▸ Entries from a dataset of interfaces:
■ ■ ■ ■

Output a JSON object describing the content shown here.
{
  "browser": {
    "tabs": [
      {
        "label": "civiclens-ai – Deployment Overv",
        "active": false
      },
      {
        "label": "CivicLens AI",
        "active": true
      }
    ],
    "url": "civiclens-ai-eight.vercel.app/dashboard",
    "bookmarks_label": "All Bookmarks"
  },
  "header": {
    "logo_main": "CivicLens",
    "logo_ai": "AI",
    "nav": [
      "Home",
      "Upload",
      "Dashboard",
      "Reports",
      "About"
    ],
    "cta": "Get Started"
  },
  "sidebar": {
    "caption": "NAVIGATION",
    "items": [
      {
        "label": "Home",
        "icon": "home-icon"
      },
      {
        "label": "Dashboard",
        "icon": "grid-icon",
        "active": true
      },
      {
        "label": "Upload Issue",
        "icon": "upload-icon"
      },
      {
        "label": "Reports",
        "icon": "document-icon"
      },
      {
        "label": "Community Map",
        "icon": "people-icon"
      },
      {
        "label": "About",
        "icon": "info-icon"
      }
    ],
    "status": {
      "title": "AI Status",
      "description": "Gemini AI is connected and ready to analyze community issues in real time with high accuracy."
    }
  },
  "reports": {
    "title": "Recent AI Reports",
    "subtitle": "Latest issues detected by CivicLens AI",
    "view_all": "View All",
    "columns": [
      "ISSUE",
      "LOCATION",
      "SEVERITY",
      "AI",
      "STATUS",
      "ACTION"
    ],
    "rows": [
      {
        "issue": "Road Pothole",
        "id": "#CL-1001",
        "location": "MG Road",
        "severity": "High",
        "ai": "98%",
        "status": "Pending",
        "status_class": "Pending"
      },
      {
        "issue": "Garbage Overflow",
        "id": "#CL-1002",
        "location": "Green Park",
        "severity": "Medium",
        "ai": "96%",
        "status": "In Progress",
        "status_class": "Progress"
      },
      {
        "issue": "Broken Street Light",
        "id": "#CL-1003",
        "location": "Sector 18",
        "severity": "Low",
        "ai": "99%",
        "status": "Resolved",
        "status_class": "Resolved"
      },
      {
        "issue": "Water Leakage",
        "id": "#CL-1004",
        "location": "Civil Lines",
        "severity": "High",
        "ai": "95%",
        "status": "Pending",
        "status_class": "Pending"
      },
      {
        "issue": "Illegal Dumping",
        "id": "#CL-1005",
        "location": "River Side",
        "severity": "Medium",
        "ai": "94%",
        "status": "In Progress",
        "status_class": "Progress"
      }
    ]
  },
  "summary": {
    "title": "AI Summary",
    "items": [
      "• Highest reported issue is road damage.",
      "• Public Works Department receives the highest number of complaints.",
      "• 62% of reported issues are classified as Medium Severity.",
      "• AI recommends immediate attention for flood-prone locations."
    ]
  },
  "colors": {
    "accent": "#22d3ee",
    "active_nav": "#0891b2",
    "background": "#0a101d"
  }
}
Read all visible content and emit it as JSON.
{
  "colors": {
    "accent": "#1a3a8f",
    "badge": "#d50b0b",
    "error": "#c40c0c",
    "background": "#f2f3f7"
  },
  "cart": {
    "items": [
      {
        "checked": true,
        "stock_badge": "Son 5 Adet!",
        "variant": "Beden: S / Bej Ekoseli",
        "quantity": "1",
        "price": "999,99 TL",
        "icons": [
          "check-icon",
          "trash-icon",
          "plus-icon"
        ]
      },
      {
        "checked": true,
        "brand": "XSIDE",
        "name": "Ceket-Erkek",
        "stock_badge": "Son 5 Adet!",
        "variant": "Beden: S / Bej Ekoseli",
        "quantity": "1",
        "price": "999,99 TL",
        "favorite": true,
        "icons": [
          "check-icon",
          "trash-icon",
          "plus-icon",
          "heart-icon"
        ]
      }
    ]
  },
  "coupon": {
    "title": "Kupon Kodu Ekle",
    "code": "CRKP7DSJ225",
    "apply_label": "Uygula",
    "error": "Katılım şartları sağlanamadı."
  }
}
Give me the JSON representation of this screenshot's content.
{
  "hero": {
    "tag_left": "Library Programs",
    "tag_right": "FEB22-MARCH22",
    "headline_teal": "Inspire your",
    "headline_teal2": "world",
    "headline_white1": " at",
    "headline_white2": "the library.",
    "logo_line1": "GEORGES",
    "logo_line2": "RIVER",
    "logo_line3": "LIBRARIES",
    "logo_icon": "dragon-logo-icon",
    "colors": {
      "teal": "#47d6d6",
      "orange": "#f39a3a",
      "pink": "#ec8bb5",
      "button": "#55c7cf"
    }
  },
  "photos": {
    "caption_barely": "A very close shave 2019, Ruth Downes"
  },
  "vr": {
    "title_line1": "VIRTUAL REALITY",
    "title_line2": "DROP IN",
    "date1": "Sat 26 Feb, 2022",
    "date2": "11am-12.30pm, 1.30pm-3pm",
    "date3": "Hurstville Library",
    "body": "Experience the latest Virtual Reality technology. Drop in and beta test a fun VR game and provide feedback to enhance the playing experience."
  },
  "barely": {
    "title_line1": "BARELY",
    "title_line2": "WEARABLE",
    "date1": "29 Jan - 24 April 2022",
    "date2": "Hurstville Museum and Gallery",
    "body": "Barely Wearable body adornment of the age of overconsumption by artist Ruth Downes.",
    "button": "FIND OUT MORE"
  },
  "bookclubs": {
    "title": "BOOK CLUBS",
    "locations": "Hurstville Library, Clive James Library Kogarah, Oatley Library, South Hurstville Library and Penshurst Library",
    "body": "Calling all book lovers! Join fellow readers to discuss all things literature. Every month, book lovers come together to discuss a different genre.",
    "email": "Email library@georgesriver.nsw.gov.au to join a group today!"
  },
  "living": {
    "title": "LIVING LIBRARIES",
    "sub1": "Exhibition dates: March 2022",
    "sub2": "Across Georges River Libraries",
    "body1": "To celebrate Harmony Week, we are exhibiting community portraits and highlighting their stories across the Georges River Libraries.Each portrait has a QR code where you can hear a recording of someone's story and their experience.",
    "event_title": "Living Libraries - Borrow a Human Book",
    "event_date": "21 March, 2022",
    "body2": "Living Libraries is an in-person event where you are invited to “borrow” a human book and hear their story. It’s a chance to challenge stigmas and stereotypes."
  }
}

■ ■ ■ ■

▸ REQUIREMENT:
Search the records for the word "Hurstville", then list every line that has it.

▸ EXERCISE RESPONSE:
    "date3": "Hurstville Library",
    "date2": "Hurstville Museum and Gallery",
    "locations": "Hurstville Library, Clive James Library Kogarah, Oatley Library, South Hurstville Library and Penshurst Library",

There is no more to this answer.